Interface dataset entries:
-.-.-

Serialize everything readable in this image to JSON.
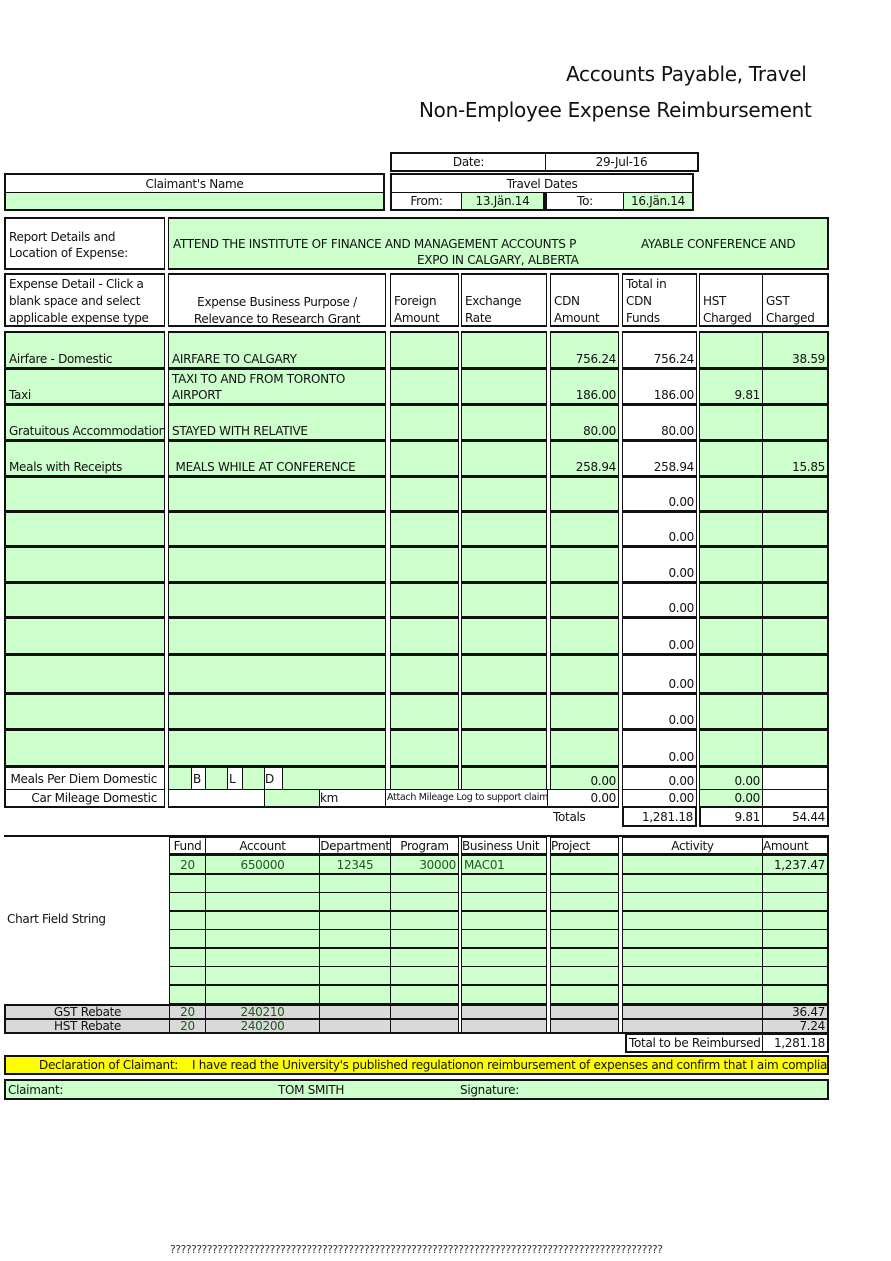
{
  "header": {
    "title_line1": "Accounts Payable, Travel",
    "title_line2": "Non-Employee Expense Reimbursement"
  },
  "date_block": {
    "date_label": "Date:",
    "date_value": "29-Jul-16",
    "travel_dates_label": "Travel Dates",
    "from_label": "From:",
    "from_value": "13.Jän.14",
    "to_label": "To:",
    "to_value": "16.Jän.14"
  },
  "claimant_name": {
    "label": "Claimant's Name",
    "value": ""
  },
  "report_details": {
    "label_line1": "Report Details and",
    "label_line2": "Location of Expense:",
    "value_line1_a": "ATTEND THE INSTITUTE OF FINANCE AND MANAGEMENT ACCOUNTS P",
    "value_line1_b": "AYABLE CONFERENCE AND",
    "value_line2": "EXPO IN CALGARY, ALBERTA"
  },
  "expense_table": {
    "headers": {
      "detail_line1": "Expense Detail - Click a",
      "detail_line2": "blank space and select",
      "detail_line3": "applicable expense type",
      "purpose_line1": "Expense Business Purpose /",
      "purpose_line2": "Relevance to Research Grant",
      "foreign_line1": "Foreign",
      "foreign_line2": "Amount",
      "exchange_line1": "Exchange",
      "exchange_line2": "Rate",
      "cdn_line1": "CDN",
      "cdn_line2": "Amount",
      "total_line1": "Total in",
      "total_line2": "CDN",
      "total_line3": "Funds",
      "hst_line1": "HST",
      "hst_line2": "Charged",
      "gst_line1": "GST",
      "gst_line2": "Charged"
    },
    "rows": [
      {
        "type": "Airfare - Domestic",
        "purpose_line1": "AIRFARE TO CALGARY",
        "purpose_line2": "",
        "foreign": "",
        "exchange": "",
        "cdn": "756.24",
        "total": "756.24",
        "hst": "",
        "gst": "38.59"
      },
      {
        "type": "Taxi",
        "purpose_line1": "TAXI TO AND FROM TORONTO",
        "purpose_line2": "AIRPORT",
        "foreign": "",
        "exchange": "",
        "cdn": "186.00",
        "total": "186.00",
        "hst": "9.81",
        "gst": ""
      },
      {
        "type": "Gratuitous Accommodation",
        "purpose_line1": "STAYED WITH RELATIVE",
        "purpose_line2": "",
        "foreign": "",
        "exchange": "",
        "cdn": "80.00",
        "total": "80.00",
        "hst": "",
        "gst": ""
      },
      {
        "type": "Meals with Receipts",
        "purpose_line1": " MEALS WHILE AT CONFERENCE",
        "purpose_line2": "",
        "foreign": "",
        "exchange": "",
        "cdn": "258.94",
        "total": "258.94",
        "hst": "",
        "gst": "15.85"
      },
      {
        "type": "",
        "purpose_line1": "",
        "purpose_line2": "",
        "foreign": "",
        "exchange": "",
        "cdn": "",
        "total": "0.00",
        "hst": "",
        "gst": ""
      },
      {
        "type": "",
        "purpose_line1": "",
        "purpose_line2": "",
        "foreign": "",
        "exchange": "",
        "cdn": "",
        "total": "0.00",
        "hst": "",
        "gst": ""
      },
      {
        "type": "",
        "purpose_line1": "",
        "purpose_line2": "",
        "foreign": "",
        "exchange": "",
        "cdn": "",
        "total": "0.00",
        "hst": "",
        "gst": ""
      },
      {
        "type": "",
        "purpose_line1": "",
        "purpose_line2": "",
        "foreign": "",
        "exchange": "",
        "cdn": "",
        "total": "0.00",
        "hst": "",
        "gst": ""
      },
      {
        "type": "",
        "purpose_line1": "",
        "purpose_line2": "",
        "foreign": "",
        "exchange": "",
        "cdn": "",
        "total": "0.00",
        "hst": "",
        "gst": ""
      },
      {
        "type": "",
        "purpose_line1": "",
        "purpose_line2": "",
        "foreign": "",
        "exchange": "",
        "cdn": "",
        "total": "0.00",
        "hst": "",
        "gst": ""
      },
      {
        "type": "",
        "purpose_line1": "",
        "purpose_line2": "",
        "foreign": "",
        "exchange": "",
        "cdn": "",
        "total": "0.00",
        "hst": "",
        "gst": ""
      },
      {
        "type": "",
        "purpose_line1": "",
        "purpose_line2": "",
        "foreign": "",
        "exchange": "",
        "cdn": "",
        "total": "0.00",
        "hst": "",
        "gst": ""
      }
    ],
    "per_diem": {
      "label": "Meals Per Diem Domestic",
      "b_label": "B",
      "l_label": "L",
      "d_label": "D",
      "cdn": "0.00",
      "total": "0.00",
      "hst": "0.00"
    },
    "mileage": {
      "label": "Car Mileage Domestic",
      "km_label": "km",
      "note": "Attach Mileage Log to support claim",
      "cdn": "0.00",
      "total": "0.00",
      "hst": "0.00"
    },
    "totals": {
      "label": "Totals",
      "total": "1,281.18",
      "hst": "9.81",
      "gst": "54.44"
    }
  },
  "chart_field": {
    "label": "Chart Field String",
    "headers": [
      "Fund",
      "Account",
      "Department",
      "Program",
      "Business Unit",
      "Project",
      "Activity",
      "Amount"
    ],
    "rows": [
      [
        "20",
        "650000",
        "12345",
        "30000",
        "MAC01",
        "",
        "",
        "1,237.47"
      ],
      [
        "",
        "",
        "",
        "",
        "",
        "",
        "",
        ""
      ],
      [
        "",
        "",
        "",
        "",
        "",
        "",
        "",
        ""
      ],
      [
        "",
        "",
        "",
        "",
        "",
        "",
        "",
        ""
      ],
      [
        "",
        "",
        "",
        "",
        "",
        "",
        "",
        ""
      ],
      [
        "",
        "",
        "",
        "",
        "",
        "",
        "",
        ""
      ],
      [
        "",
        "",
        "",
        "",
        "",
        "",
        "",
        ""
      ],
      [
        "",
        "",
        "",
        "",
        "",
        "",
        "",
        ""
      ]
    ],
    "gst_rebate": {
      "label": "GST Rebate",
      "fund": "20",
      "account": "240210",
      "amount": "36.47"
    },
    "hst_rebate": {
      "label": "HST Rebate",
      "fund": "20",
      "account": "240200",
      "amount": "7.24"
    },
    "total_reimbursed_label": "Total to be Reimbursed",
    "total_reimbursed_value": "1,281.18"
  },
  "declaration": {
    "label": "Declaration of Claimant:",
    "text": "I have read the University's published regulationon reimbursement of expenses and confirm that I aim compliance."
  },
  "signature_row": {
    "claimant_label": "Claimant:",
    "claimant_value": "TOM SMITH",
    "signature_label": "Signature:"
  },
  "footer": {
    "garbled_text": "??????????????????????????????????????????????????????????????????????????????????????????????"
  }
}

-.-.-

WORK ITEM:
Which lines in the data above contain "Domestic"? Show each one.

EXERCISE RESPONSE:
        "type": "Airfare - Domestic",
      "label": "Meals Per Diem Domestic",
      "label": "Car Mileage Domestic",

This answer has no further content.